▶ [Exercise requirements]: With the images omitted, return all of the entries exactly as they stand.
(Beginning of Dataset)
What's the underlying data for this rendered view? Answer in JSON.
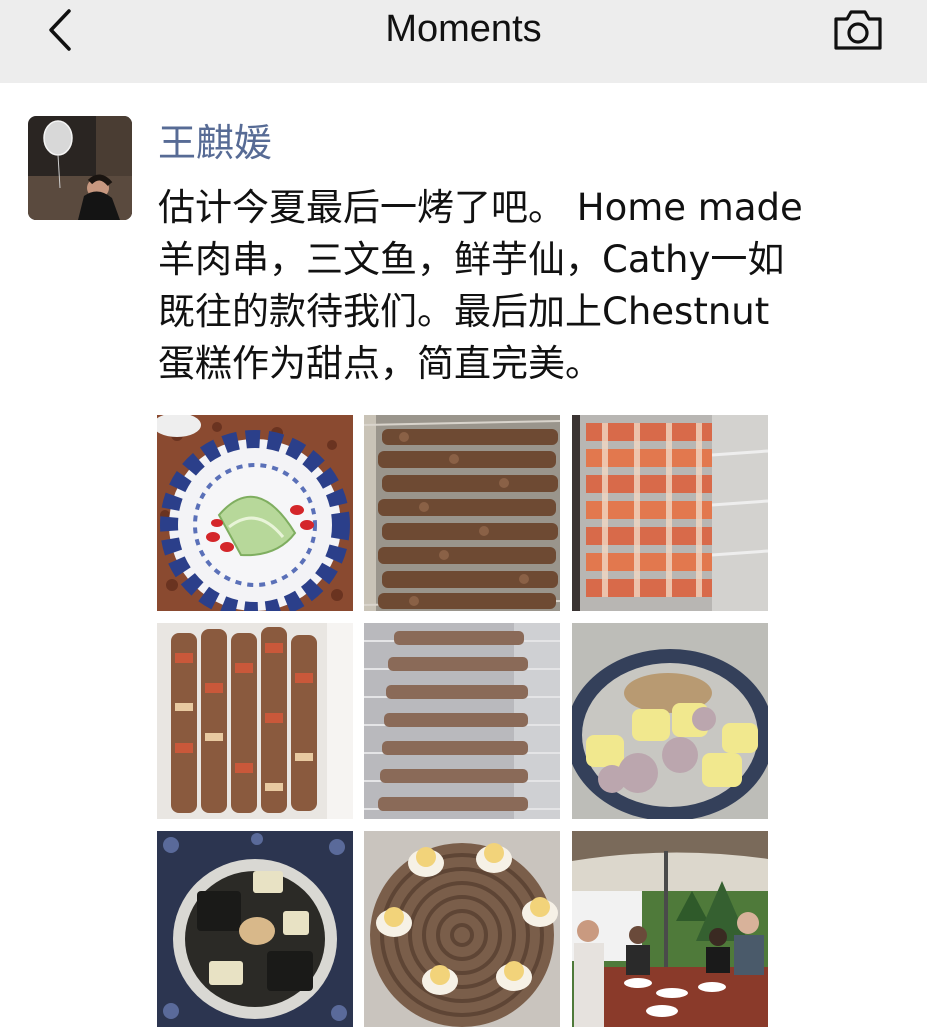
{
  "header": {
    "title": "Moments",
    "back_icon": "chevron-left-icon",
    "camera_icon": "camera-icon",
    "background": "#ededed"
  },
  "post": {
    "username": "王麒媛",
    "username_color": "#576b95",
    "text_lines": [
      "估计今夏最后一烤了吧。 Home made",
      "羊肉串，三文鱼，鲜芋仙，Cathy一如",
      "既往的款待我们。最后加上Chestnut",
      "蛋糕作为甜点，简直完美。"
    ],
    "photos": [
      "salad-plate",
      "lamb-skewers-grill",
      "salmon-skewers-foil",
      "pork-skewers-tray",
      "lamb-skewers-rack",
      "taro-balls-dessert",
      "grass-jelly-dessert",
      "chestnut-cake",
      "dinner-party-table"
    ]
  }
}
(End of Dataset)
▶ [Response to this task]:
What's the underlying data for this rendered view? Answer in JSON.
{
  "header": {
    "title": "Moments",
    "back_icon": "chevron-left-icon",
    "camera_icon": "camera-icon",
    "background": "#ededed"
  },
  "post": {
    "username": "王麒媛",
    "username_color": "#576b95",
    "text_lines": [
      "估计今夏最后一烤了吧。 Home made",
      "羊肉串，三文鱼，鲜芋仙，Cathy一如",
      "既往的款待我们。最后加上Chestnut",
      "蛋糕作为甜点，简直完美。"
    ],
    "photos": [
      "salad-plate",
      "lamb-skewers-grill",
      "salmon-skewers-foil",
      "pork-skewers-tray",
      "lamb-skewers-rack",
      "taro-balls-dessert",
      "grass-jelly-dessert",
      "chestnut-cake",
      "dinner-party-table"
    ]
  }
}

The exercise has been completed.